(Dataset rows describing interfaces)

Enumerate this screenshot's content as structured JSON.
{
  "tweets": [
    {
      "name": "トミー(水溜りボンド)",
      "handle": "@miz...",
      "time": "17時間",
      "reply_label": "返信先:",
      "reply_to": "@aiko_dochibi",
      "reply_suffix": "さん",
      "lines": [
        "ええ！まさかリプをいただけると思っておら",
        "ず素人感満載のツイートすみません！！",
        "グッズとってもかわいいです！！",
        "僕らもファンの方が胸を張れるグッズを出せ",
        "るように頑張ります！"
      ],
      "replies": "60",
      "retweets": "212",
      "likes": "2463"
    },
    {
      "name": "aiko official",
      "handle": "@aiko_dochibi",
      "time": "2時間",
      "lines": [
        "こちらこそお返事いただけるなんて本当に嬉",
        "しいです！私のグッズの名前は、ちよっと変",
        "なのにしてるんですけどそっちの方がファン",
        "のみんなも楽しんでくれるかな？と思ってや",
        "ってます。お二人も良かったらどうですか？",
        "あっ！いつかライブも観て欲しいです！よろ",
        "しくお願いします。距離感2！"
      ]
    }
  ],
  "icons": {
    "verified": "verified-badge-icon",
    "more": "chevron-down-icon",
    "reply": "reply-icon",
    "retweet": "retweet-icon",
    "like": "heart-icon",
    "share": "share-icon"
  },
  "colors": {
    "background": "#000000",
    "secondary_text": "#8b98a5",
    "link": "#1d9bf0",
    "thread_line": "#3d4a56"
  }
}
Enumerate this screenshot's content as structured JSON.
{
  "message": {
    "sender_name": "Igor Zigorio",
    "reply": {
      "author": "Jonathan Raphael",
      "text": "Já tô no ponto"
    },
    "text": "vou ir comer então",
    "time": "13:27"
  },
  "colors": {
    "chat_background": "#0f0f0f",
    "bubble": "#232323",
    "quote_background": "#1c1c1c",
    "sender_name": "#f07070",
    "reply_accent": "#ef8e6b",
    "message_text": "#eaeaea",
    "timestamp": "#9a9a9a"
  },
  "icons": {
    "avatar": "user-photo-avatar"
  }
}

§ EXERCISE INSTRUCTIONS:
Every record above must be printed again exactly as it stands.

§ FINISHED EXERCISE:
Enumerate this screenshot's content as structured JSON.
{
  "tweets": [
    {
      "name": "トミー(水溜りボンド)",
      "handle": "@miz...",
      "time": "17時間",
      "reply_label": "返信先:",
      "reply_to": "@aiko_dochibi",
      "reply_suffix": "さん",
      "lines": [
        "ええ！まさかリプをいただけると思っておら",
        "ず素人感満載のツイートすみません！！",
        "グッズとってもかわいいです！！",
        "僕らもファンの方が胸を張れるグッズを出せ",
        "るように頑張ります！"
      ],
      "replies": "60",
      "retweets": "212",
      "likes": "2463"
    },
    {
      "name": "aiko official",
      "handle": "@aiko_dochibi",
      "time": "2時間",
      "lines": [
        "こちらこそお返事いただけるなんて本当に嬉",
        "しいです！私のグッズの名前は、ちよっと変",
        "なのにしてるんですけどそっちの方がファン",
        "のみんなも楽しんでくれるかな？と思ってや",
        "ってます。お二人も良かったらどうですか？",
        "あっ！いつかライブも観て欲しいです！よろ",
        "しくお願いします。距離感2！"
      ]
    }
  ],
  "icons": {
    "verified": "verified-badge-icon",
    "more": "chevron-down-icon",
    "reply": "reply-icon",
    "retweet": "retweet-icon",
    "like": "heart-icon",
    "share": "share-icon"
  },
  "colors": {
    "background": "#000000",
    "secondary_text": "#8b98a5",
    "link": "#1d9bf0",
    "thread_line": "#3d4a56"
  }
}
Enumerate this screenshot's content as structured JSON.
{
  "message": {
    "sender_name": "Igor Zigorio",
    "reply": {
      "author": "Jonathan Raphael",
      "text": "Já tô no ponto"
    },
    "text": "vou ir comer então",
    "time": "13:27"
  },
  "colors": {
    "chat_background": "#0f0f0f",
    "bubble": "#232323",
    "quote_background": "#1c1c1c",
    "sender_name": "#f07070",
    "reply_accent": "#ef8e6b",
    "message_text": "#eaeaea",
    "timestamp": "#9a9a9a"
  },
  "icons": {
    "avatar": "user-photo-avatar"
  }
}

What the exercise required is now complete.